• Exercise brief
Produce the records again in full, exactly as shown below.
-------- Records shown --------
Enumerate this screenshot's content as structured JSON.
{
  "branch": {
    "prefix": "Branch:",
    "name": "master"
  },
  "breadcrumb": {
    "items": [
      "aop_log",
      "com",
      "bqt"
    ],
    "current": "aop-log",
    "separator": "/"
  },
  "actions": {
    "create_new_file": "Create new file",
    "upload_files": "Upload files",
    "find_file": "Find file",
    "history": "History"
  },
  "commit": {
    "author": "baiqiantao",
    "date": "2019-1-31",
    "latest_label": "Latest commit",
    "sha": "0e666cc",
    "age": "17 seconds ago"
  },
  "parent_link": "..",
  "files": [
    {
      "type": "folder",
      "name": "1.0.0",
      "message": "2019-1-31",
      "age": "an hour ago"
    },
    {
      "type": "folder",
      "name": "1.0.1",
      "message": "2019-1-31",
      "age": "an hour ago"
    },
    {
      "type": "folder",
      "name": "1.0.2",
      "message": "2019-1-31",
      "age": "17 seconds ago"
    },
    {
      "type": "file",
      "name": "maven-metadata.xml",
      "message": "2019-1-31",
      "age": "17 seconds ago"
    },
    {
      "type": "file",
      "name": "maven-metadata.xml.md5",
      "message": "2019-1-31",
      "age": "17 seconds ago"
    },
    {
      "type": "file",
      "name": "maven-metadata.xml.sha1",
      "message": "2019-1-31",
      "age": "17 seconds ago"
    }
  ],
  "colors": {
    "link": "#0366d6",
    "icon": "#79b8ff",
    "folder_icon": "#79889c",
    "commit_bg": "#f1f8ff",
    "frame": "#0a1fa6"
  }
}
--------
• Completed task
Enumerate this screenshot's content as structured JSON.
{
  "branch": {
    "prefix": "Branch:",
    "name": "master"
  },
  "breadcrumb": {
    "items": [
      "aop_log",
      "com",
      "bqt"
    ],
    "current": "aop-log",
    "separator": "/"
  },
  "actions": {
    "create_new_file": "Create new file",
    "upload_files": "Upload files",
    "find_file": "Find file",
    "history": "History"
  },
  "commit": {
    "author": "baiqiantao",
    "date": "2019-1-31",
    "latest_label": "Latest commit",
    "sha": "0e666cc",
    "age": "17 seconds ago"
  },
  "parent_link": "..",
  "files": [
    {
      "type": "folder",
      "name": "1.0.0",
      "message": "2019-1-31",
      "age": "an hour ago"
    },
    {
      "type": "folder",
      "name": "1.0.1",
      "message": "2019-1-31",
      "age": "an hour ago"
    },
    {
      "type": "folder",
      "name": "1.0.2",
      "message": "2019-1-31",
      "age": "17 seconds ago"
    },
    {
      "type": "file",
      "name": "maven-metadata.xml",
      "message": "2019-1-31",
      "age": "17 seconds ago"
    },
    {
      "type": "file",
      "name": "maven-metadata.xml.md5",
      "message": "2019-1-31",
      "age": "17 seconds ago"
    },
    {
      "type": "file",
      "name": "maven-metadata.xml.sha1",
      "message": "2019-1-31",
      "age": "17 seconds ago"
    }
  ],
  "colors": {
    "link": "#0366d6",
    "icon": "#79b8ff",
    "folder_icon": "#79889c",
    "commit_bg": "#f1f8ff",
    "frame": "#0a1fa6"
  }
}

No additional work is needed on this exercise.